Then, there’s also this golden rule of marketing, a rule to maintaining people’s attention, interest, and eagerness. The rule is that it’s not the actual info, but, in fact, the lack thereof, that generates the buildup and pumps up the anticipation the most. People love the speculation! It’s what’s making them invested! Instead of feeding them all the details, keep the info sparse and vague, teasing something here and there, throwing little bits of content, and controlling all the leaks. The results? Surprising! But then, come to think of it, it’s not that surprising at all, it’s more like a natural response: after all, what’s the point in being curious when there’s nothing new to learn, find out, to – that’s right! – to wonder about?
Well: there’s none. A lesson Wonder’s team have taken serious.

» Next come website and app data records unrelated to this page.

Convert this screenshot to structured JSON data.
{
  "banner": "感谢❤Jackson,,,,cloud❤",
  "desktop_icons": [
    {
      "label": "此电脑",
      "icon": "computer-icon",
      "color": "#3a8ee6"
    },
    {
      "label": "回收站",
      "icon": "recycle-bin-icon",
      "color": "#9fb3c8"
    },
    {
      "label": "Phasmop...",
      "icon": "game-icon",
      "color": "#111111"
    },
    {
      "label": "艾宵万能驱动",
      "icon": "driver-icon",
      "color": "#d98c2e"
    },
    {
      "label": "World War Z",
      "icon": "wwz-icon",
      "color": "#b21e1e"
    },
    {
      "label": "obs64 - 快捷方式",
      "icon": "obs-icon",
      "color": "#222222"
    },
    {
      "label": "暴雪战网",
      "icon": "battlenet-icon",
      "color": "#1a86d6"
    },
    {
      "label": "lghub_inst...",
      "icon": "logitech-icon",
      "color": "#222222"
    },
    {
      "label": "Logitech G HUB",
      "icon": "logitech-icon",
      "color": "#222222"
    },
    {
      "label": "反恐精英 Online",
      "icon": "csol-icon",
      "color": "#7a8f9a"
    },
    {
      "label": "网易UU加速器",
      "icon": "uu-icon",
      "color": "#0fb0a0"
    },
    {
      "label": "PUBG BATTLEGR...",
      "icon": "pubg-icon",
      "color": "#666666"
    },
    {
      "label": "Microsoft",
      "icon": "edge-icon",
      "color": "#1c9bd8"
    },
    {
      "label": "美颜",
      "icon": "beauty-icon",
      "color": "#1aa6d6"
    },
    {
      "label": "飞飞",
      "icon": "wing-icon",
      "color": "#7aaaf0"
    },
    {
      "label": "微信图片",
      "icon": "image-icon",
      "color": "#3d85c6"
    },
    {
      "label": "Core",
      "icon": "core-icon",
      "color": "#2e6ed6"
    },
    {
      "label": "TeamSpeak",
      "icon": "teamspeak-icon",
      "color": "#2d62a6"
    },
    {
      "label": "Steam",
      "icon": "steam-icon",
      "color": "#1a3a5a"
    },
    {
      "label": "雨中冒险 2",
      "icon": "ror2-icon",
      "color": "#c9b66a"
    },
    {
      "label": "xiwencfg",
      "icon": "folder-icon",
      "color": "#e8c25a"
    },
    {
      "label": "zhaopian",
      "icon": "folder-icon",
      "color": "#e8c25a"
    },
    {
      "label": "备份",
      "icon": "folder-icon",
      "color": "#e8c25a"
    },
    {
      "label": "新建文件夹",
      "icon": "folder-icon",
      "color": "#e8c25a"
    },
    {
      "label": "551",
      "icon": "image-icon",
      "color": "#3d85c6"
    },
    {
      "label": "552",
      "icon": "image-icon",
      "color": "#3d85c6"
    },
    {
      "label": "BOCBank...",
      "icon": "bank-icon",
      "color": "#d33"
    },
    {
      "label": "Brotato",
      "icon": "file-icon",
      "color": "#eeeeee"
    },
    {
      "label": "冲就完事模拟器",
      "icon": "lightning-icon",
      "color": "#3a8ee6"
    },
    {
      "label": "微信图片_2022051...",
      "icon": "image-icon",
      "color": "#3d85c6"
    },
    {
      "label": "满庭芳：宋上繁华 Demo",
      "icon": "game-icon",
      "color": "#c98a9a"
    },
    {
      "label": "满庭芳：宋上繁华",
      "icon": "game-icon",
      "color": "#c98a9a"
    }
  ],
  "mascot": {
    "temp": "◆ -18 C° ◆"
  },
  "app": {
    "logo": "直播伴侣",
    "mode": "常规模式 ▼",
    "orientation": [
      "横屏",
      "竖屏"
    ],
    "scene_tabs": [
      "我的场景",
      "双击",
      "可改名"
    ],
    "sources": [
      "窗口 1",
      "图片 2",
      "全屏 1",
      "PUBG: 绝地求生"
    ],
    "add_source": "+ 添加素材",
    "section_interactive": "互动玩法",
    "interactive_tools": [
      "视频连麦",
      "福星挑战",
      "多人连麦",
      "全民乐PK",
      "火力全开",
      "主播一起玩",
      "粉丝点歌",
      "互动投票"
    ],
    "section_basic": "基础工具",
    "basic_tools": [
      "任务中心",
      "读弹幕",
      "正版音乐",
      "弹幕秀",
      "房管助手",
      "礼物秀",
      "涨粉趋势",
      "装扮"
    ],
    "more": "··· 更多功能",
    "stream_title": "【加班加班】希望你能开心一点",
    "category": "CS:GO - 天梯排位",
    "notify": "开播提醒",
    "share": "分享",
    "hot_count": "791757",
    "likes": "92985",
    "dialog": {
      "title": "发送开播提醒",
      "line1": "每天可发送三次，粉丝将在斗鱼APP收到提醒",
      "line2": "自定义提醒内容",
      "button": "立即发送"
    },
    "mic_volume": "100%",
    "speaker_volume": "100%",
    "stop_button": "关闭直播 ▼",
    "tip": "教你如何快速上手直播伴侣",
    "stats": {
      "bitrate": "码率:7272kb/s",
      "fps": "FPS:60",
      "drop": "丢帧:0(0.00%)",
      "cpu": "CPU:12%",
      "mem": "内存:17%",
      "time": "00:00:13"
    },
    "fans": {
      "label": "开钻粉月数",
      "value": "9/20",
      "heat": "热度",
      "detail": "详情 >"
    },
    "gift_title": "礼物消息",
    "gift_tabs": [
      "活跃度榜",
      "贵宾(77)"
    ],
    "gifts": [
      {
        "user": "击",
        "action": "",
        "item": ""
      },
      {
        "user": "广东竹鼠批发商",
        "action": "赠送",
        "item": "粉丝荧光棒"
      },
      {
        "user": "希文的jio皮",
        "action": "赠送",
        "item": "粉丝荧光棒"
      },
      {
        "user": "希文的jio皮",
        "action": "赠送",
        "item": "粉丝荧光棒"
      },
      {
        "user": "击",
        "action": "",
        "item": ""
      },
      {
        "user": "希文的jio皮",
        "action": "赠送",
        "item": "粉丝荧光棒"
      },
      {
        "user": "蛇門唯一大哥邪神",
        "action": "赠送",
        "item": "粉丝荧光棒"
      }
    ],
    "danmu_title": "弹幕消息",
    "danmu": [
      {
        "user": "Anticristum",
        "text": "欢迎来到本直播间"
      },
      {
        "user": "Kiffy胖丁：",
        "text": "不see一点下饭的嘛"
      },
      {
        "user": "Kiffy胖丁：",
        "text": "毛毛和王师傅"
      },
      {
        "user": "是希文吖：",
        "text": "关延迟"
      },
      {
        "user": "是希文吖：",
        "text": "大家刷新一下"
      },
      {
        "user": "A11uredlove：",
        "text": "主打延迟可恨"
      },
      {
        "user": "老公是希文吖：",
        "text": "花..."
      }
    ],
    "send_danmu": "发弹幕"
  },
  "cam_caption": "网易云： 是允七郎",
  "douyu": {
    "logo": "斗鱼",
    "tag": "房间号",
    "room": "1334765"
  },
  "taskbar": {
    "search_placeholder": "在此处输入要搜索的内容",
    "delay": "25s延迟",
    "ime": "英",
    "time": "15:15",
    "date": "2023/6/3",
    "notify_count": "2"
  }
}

Good for them, it would seem. The speculation is going viral. Given their impressive branding, one can be sure there’s quite a lot of money on the line there. Things like this one don’t come cheap. Also, their logo is an absolute masterpiece: looking kind of like a retro-futuristic astronaut’s helmet, the virtual reality dream-gear kind of. Their name is wonderful, too. Their image, all coherent, if something this vague can even be coherent, makes you want it, makes you wonder…
There’s a lot of money on the line there.
Then, there are all of the company’s rebellious claims, all of which appeal to the teenager part of your imagination. Like this one:
“Our CEO gave Shoe Dog as a gift to all WONDER employees. It’s the memoir of Phil Knight, Founder of Nike, who started the company with $50 against all odds. People thought he was crazy for going after a commoditized market ruled by huge companies like Reebok and Adidas. Pure inspiration for all of us.”
Let’s wait and see what happens next!
Image Credits: By NASA / Neil A. Armstrong, via Wikimedia Commons